  • 1930 Frank Hawks in April
  • 1933 First through airline flights for passengers (i.e. no overnight stops, no change of plane)
  • 1934 First three-stop airline flights (TWA DC-2s)
  • 1946 First one-stop airline flights (United DC-4s, TWA Constellations)
  • 1953 First sustained nonstop airline flights (TWA may have flown some LA-NY nonstops in 1947)
  • 1957 then-Major John H. Glenn, Jr., USMC, on 16 July

See also[edit]


  1. ^ "Flier, Seeking to Reach San Francisco, Lands at Calicoon Late in the Afternoon". New York Times.
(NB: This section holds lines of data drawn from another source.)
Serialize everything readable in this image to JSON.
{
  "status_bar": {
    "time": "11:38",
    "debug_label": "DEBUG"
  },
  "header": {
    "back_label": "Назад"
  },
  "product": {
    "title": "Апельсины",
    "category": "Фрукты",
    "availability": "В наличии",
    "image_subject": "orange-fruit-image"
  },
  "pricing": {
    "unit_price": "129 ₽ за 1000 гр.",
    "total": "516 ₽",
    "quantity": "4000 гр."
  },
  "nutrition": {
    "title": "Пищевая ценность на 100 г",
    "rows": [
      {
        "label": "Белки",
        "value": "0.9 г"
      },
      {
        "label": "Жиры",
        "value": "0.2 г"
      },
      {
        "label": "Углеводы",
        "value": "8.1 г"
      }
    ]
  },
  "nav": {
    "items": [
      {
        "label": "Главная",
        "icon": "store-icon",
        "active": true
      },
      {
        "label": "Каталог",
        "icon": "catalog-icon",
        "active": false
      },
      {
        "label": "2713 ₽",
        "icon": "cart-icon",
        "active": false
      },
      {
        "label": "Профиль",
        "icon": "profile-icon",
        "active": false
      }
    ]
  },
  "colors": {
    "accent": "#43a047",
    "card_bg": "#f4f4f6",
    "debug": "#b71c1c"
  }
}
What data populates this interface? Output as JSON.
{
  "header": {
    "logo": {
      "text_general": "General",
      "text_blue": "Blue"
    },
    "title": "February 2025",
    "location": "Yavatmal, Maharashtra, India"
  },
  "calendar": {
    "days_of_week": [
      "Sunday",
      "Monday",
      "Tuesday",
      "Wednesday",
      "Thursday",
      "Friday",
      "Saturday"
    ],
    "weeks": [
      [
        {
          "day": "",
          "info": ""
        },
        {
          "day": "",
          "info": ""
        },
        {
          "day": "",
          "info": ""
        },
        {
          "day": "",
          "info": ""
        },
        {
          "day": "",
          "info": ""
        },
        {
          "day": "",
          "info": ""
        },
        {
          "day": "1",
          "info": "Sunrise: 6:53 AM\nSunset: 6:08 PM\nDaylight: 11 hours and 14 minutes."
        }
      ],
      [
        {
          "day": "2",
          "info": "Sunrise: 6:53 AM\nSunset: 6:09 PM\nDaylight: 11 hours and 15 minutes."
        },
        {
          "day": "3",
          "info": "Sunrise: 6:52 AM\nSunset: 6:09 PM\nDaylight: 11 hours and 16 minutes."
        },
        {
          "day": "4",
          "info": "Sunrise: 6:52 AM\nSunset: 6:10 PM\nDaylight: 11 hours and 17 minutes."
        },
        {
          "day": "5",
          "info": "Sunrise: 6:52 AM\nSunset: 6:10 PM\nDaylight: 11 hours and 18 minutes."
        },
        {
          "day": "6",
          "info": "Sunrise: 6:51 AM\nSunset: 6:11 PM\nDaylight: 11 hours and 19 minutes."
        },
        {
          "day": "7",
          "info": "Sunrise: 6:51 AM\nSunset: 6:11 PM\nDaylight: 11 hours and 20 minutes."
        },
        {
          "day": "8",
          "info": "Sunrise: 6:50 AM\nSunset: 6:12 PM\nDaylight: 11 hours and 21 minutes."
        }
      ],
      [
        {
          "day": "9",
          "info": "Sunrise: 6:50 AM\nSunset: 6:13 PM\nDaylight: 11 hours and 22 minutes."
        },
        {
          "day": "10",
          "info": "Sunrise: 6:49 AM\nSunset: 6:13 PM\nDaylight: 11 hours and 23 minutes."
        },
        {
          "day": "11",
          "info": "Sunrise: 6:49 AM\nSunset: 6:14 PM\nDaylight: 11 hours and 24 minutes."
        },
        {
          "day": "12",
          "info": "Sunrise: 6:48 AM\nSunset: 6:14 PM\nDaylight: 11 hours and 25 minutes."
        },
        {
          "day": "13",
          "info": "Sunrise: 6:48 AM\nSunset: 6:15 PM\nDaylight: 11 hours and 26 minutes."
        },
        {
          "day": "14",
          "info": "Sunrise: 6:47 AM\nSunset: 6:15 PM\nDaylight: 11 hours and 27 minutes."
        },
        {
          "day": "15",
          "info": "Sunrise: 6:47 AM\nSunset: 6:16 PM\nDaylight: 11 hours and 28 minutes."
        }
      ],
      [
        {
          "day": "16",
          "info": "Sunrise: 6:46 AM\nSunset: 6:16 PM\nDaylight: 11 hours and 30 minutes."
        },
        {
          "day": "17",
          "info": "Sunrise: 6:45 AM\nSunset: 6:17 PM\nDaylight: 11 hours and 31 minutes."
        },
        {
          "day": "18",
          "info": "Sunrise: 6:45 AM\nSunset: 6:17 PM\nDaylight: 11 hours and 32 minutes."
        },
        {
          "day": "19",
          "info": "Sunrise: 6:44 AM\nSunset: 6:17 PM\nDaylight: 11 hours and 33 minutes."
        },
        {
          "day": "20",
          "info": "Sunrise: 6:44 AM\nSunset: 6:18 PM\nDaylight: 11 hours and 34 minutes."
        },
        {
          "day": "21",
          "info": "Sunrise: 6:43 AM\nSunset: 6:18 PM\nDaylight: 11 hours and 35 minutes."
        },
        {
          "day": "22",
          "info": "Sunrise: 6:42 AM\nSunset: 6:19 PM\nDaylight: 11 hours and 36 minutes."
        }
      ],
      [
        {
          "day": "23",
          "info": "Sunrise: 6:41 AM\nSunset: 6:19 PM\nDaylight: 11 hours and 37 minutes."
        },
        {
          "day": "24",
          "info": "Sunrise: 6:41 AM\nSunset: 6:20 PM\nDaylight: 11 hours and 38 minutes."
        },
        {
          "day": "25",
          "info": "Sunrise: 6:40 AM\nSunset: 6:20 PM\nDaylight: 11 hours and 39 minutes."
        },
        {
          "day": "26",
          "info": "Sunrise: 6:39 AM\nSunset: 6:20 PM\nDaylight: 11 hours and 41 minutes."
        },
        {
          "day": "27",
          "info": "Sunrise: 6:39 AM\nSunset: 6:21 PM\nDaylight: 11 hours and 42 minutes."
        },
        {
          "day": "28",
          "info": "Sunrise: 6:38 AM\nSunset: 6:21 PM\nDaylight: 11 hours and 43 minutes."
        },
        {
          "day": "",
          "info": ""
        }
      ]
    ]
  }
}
September 15, 1911. Retrieved 2010-11-25. James J. Ward, who left New York for San Francisco Wednesday, flying for the W.R. Hearst $50,000 prize for a transcontinental flight, reached Callicoon, N.Y., a few miles from here, at 4:35 o'clock this afternoon. He covered 59 1-10 miles in 57 minutes, having left Middletown, N.Y., at 3:38 o'clock. 
  2. ^ "C. P. Rodgers' Aero Plunges Into Surf at Long Beach. Hundreds See Tragedy. Hero of First Transcontinental Flight Victim of His Own Daring. When Lifted From Wrecked Machine His Neck Is Found to Be Broken. Birdman's Home in Havre de Grace, Maryland. Cousin of Lieut. Rodgers in Navy's Aerial Corps. Victim Author of Theory of 'Etherial Asphyxia.'". Washington Post. April 4, 1912. Long Beach, California, April 3, 1912. Calbraith P. Rodgers, the first man to cross the American continent in an aeroplane, was killed here almost instantly late today, when his biplane, in which he had been soaring over the ocean, fell from a height of 200 feet and buried him in the wreck. His neck was broken and his body mangled by the engine of his machine. 
  3. ^ Pattillo, Donald M. (28 February 2001). Pushing the Envelope: The American Aircraft Industry. Ann Arbor: The University of Michigan Press. p. 14. ISBN 9780472086719. Retrieved 21 November 2014. 
  4. ^ The Flight of the Buhl Airsedan Spokane Sun-God first airplane to make a non-stop transcontinental round-trip flight